Former Research Group “Mechanisms of Normative Change”
We were a team of interdisciplinary researchers, with backgrounds in sociology, economics, social cognition, and psychology. The group aimed to further the understanding of the underlying mechanisms of social norms and the conditions under which they change. We studied social norms, and the problem of conflict and cooperation in modern societies more generally, both from a basic and an applied perspective. Typical questions were: Why are many norms so persistent, even when a large majority of the population would prefer not to have them? Which mechanisms, for instance, stabilized the existence of foot binding in China? What impact does immigration have on the functioning of receiving societies? How could we prevent the spread of inappropriate behavior in social networks such as schools or Facebook? Under which conditions does normative conflict emerge, and can it eventually be resolved? We tried to understand the underlying mechanisms on a theoretical basis, using tools such as game theory or agent-based models.
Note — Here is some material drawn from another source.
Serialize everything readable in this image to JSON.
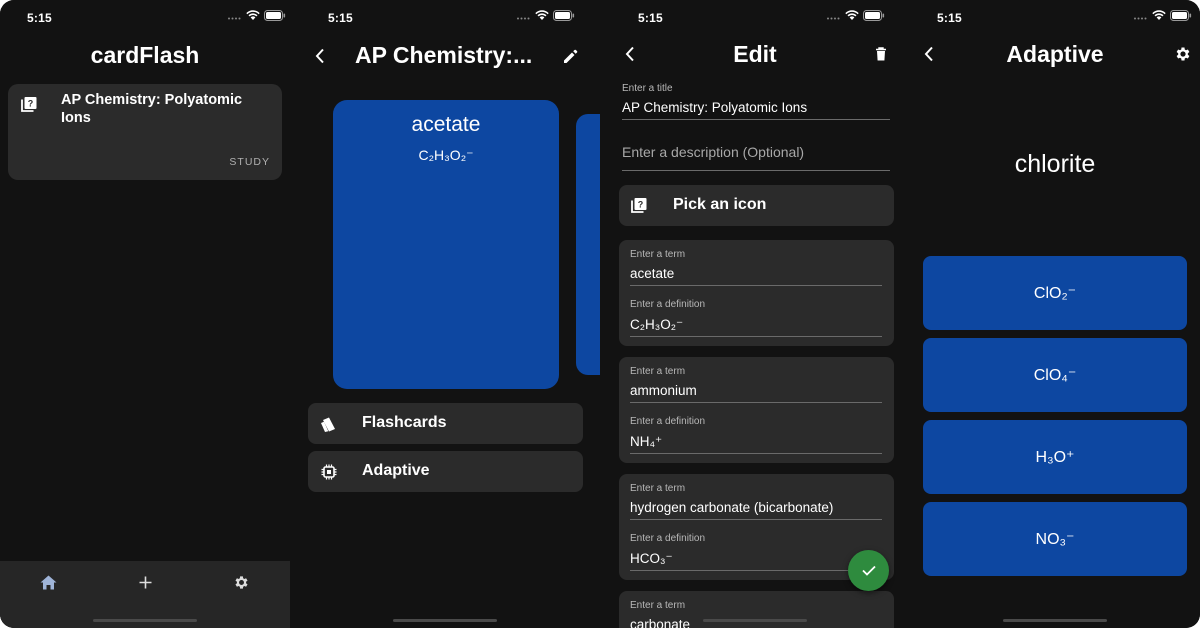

Empirical strategies involved, but were not limited to, web-based and lab-based experimental methods, social network analysis, and the analysis of big data.